Scan the material below for the string "JSON", and copy every line where it shows up.

[Start of section]

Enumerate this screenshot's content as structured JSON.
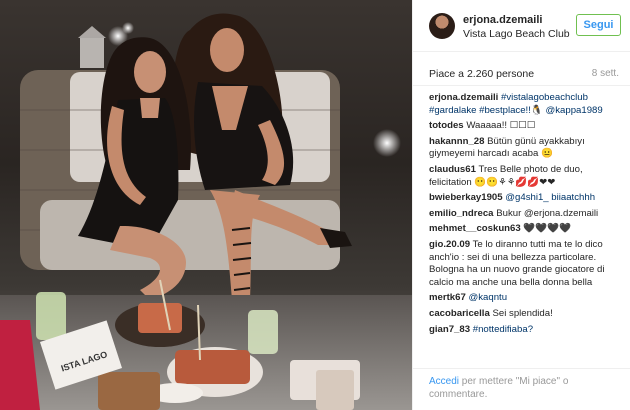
{
  "post": {
    "username": "erjona.dzemaili",
    "location": "Vista Lago Beach Club",
    "follow_label": "Segui",
    "likes": "Piace a 2.260 persone",
    "age": "8 sett.",
    "photo_sign_text": "ISTA LAGO"
  },
  "comments": [
    {
      "user": "erjona.dzemaili",
      "text": "#vistalagobeachclub #gardalake #bestplace!!🐧 @kappa1989"
    },
    {
      "user": "totodes",
      "text": "Waaaaa!! ☐☐☐"
    },
    {
      "user": "hakannn_28",
      "text": "Bütün günü ayakkabıyı giymeyemi harcadı acaba 😐"
    },
    {
      "user": "claudus61",
      "text": "Tres Belle photo de duo, felicitation 😶😶⚘⚘💋💋❤❤"
    },
    {
      "user": "bwieberkay1905",
      "text": "@g4shi1_ biiaatchhh"
    },
    {
      "user": "emilio_ndreca",
      "text": "Bukur @erjona.dzemaili"
    },
    {
      "user": "mehmet__coskun63",
      "text": "🖤🖤🖤🖤"
    },
    {
      "user": "gio.20.09",
      "text": "Te lo diranno tutti ma te lo dico anch'io : sei di una bellezza particolare. Bologna ha un nuovo grande giocatore di calcio ma anche una bella donna bella"
    },
    {
      "user": "mertk67",
      "text": "@kaqntu"
    },
    {
      "user": "cacobaricella",
      "text": "Sei splendida!"
    },
    {
      "user": "gian7_83",
      "text": "#nottedifiaba?"
    }
  ],
  "footer": {
    "login_link": "Accedi",
    "login_text": " per mettere \"Mi piace\" o commentare."
  },
  "colors": {
    "link": "#003569",
    "follow_text": "#3897f0",
    "follow_border": "#70c050",
    "secondary_text": "#999999"
  }
}
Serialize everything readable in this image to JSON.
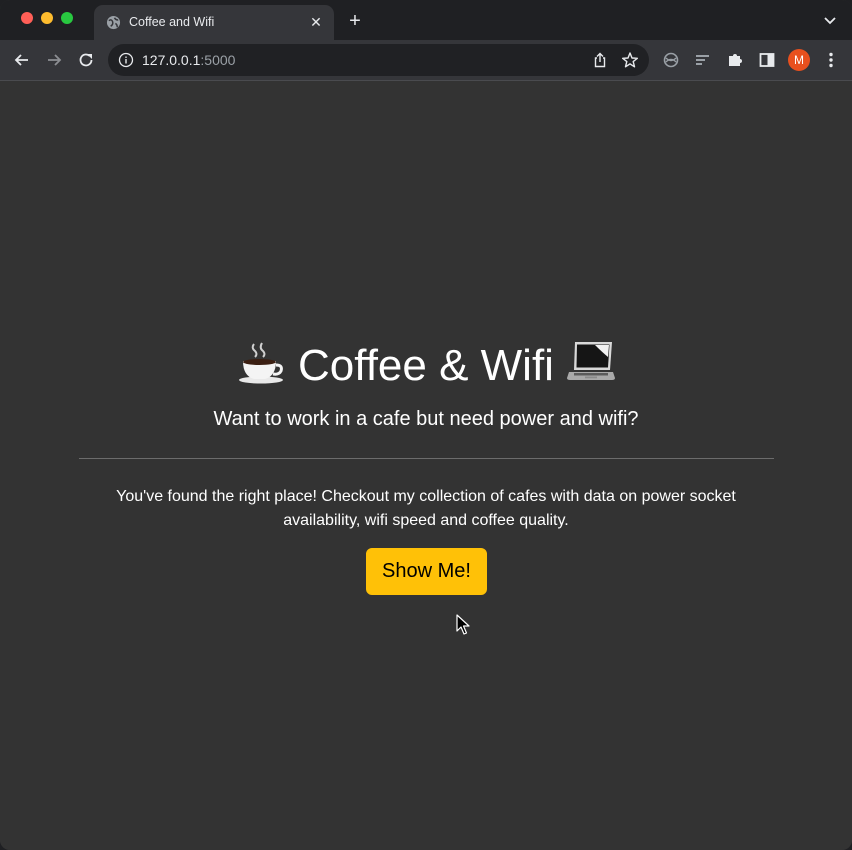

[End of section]

**ANSWER SECTION**:
Enumerate this screenshot's content as structured JSON.
Serialize everything readable in this image to JSON.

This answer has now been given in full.